By Ben Geman
Tonight’s Democratic primary debate in Las Vegas laid bare the candidates’ differences over fracking as Bernie Sanders defended his push for an outright ban and challenged concerns that it could hurt Democrats politically.
Driving the news: NBC’s Chuck Todd asked Sanders what he would tell workers in Pennsylvania, a swing state where natural gas extraction via fracking is a major industry. Todd cited this New York Times piece on the politics of fracking there.
- Sanders, who is leading in national polls, replied he would tell workers of the need to act “incredibly boldly” in the near future to prevent “irreparable” global damage from climate change.

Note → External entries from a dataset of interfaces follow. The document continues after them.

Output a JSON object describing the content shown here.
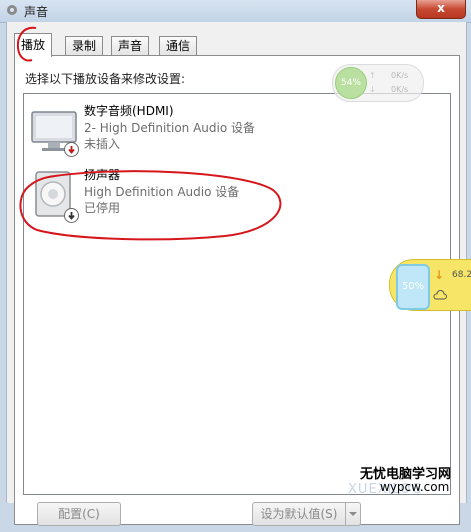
{
  "window": {
    "title": "声音",
    "close_label": "x"
  },
  "tabs": [
    {
      "label": "播放",
      "active": true
    },
    {
      "label": "录制",
      "active": false
    },
    {
      "label": "声音",
      "active": false
    },
    {
      "label": "通信",
      "active": false
    }
  ],
  "panel": {
    "instruction": "选择以下播放设备来修改设置:"
  },
  "devices": [
    {
      "name": "数字音频(HDMI)",
      "description": "2- High Definition Audio 设备",
      "status": "未插入",
      "icon": "monitor-icon",
      "badge": "unplugged-badge"
    },
    {
      "name": "扬声器",
      "description": "High Definition Audio 设备",
      "status": "已停用",
      "icon": "speaker-icon",
      "badge": "disabled-badge"
    }
  ],
  "buttons": {
    "configure": "配置(C)",
    "set_default": "设为默认值(S)"
  },
  "net_widget": {
    "percent": "54%",
    "upload": "0K/s",
    "download": "0K/s"
  },
  "yellow_widget": {
    "percent": "50%",
    "speed": "68.2"
  },
  "watermark": {
    "line1": "无忧电脑学习网",
    "line2": "wypcw.com",
    "faint": "XUEXILOG"
  },
  "colors": {
    "annotation_red": "#d5161b",
    "accent_blue": "#1e67b8"
  }
}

- ‘The Green New Deal that I support, by the way, will create up to 20 million good-paying jobs as we move our energy system away from fossil fuel to energy efficiency and sustainable energy,” said Sanders.
The other side: Michael Bloomberg, whose has donated heavily to anti-coal and other climate efforts, said he did not support a ban a fracking, the technique that has enabled the decade-plus surge in U.S. oil and natural gas production.
- “If we enforced some of the rules on fracking so that they don’t release methane into the air and into the water, you will make a big difference, but we are not going to get rid of fracking for a while,” he said.
- “We want to go to all renewables, but that is still many years from now,” Bloomberg said.
Similarly, Amy Klobuchar referred to natural gas as a “transitional fuel” but said she does not support calls for a ban.
- “We have to review all of the permits that are out there right now for natural gas and then make decisions on each one of them and then not grant new ones until we make sure that it is safe,” she said.
The big picture: A national ban on fracking — which Sanders and Elizabeth Warren support — is extraordinarily unlikely to get through Congress.
- But an anti-fracking president could greatly restrict the practice on federal lands.
- However, the U.S. oil and gas production boom has been centered largely on state and private lands in Texas, Pennsylvania and elsewhere.